### WHAT IS EXPECTED
Could you copy every record below exactly as it stands?

### DATA LISTING
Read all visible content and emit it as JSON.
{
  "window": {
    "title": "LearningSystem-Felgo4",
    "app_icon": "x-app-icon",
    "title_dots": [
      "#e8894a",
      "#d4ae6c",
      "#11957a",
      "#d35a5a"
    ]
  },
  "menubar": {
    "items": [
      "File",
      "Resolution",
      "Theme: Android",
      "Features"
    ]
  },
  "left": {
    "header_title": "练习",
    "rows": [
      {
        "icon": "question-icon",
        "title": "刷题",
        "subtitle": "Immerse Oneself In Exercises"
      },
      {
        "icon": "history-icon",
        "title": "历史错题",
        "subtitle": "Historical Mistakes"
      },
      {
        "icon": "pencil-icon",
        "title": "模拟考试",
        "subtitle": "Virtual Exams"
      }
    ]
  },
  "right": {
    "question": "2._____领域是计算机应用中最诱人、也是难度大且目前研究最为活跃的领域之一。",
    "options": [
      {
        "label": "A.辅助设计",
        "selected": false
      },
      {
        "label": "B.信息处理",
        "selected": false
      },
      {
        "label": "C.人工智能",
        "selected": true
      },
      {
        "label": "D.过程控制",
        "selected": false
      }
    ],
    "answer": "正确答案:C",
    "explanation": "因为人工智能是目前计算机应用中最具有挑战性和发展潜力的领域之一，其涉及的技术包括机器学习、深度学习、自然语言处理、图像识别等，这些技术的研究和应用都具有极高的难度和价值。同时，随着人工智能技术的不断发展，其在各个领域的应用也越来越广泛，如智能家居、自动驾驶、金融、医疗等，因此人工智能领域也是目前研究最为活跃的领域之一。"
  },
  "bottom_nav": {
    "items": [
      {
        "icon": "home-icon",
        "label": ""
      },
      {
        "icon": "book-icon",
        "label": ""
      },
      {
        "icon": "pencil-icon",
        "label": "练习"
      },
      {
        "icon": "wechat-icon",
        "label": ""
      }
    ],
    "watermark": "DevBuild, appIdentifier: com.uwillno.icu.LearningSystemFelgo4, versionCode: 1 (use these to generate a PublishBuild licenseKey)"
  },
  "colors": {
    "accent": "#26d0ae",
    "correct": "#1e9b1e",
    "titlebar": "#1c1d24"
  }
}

### TASK OUTPUT
Read all visible content and emit it as JSON.
{
  "window": {
    "title": "LearningSystem-Felgo4",
    "app_icon": "x-app-icon",
    "title_dots": [
      "#e8894a",
      "#d4ae6c",
      "#11957a",
      "#d35a5a"
    ]
  },
  "menubar": {
    "items": [
      "File",
      "Resolution",
      "Theme: Android",
      "Features"
    ]
  },
  "left": {
    "header_title": "练习",
    "rows": [
      {
        "icon": "question-icon",
        "title": "刷题",
        "subtitle": "Immerse Oneself In Exercises"
      },
      {
        "icon": "history-icon",
        "title": "历史错题",
        "subtitle": "Historical Mistakes"
      },
      {
        "icon": "pencil-icon",
        "title": "模拟考试",
        "subtitle": "Virtual Exams"
      }
    ]
  },
  "right": {
    "question": "2._____领域是计算机应用中最诱人、也是难度大且目前研究最为活跃的领域之一。",
    "options": [
      {
        "label": "A.辅助设计",
        "selected": false
      },
      {
        "label": "B.信息处理",
        "selected": false
      },
      {
        "label": "C.人工智能",
        "selected": true
      },
      {
        "label": "D.过程控制",
        "selected": false
      }
    ],
    "answer": "正确答案:C",
    "explanation": "因为人工智能是目前计算机应用中最具有挑战性和发展潜力的领域之一，其涉及的技术包括机器学习、深度学习、自然语言处理、图像识别等，这些技术的研究和应用都具有极高的难度和价值。同时，随着人工智能技术的不断发展，其在各个领域的应用也越来越广泛，如智能家居、自动驾驶、金融、医疗等，因此人工智能领域也是目前研究最为活跃的领域之一。"
  },
  "bottom_nav": {
    "items": [
      {
        "icon": "home-icon",
        "label": ""
      },
      {
        "icon": "book-icon",
        "label": ""
      },
      {
        "icon": "pencil-icon",
        "label": "练习"
      },
      {
        "icon": "wechat-icon",
        "label": ""
      }
    ],
    "watermark": "DevBuild, appIdentifier: com.uwillno.icu.LearningSystemFelgo4, versionCode: 1 (use these to generate a PublishBuild licenseKey)"
  },
  "colors": {
    "accent": "#26d0ae",
    "correct": "#1e9b1e",
    "titlebar": "#1c1d24"
  }
}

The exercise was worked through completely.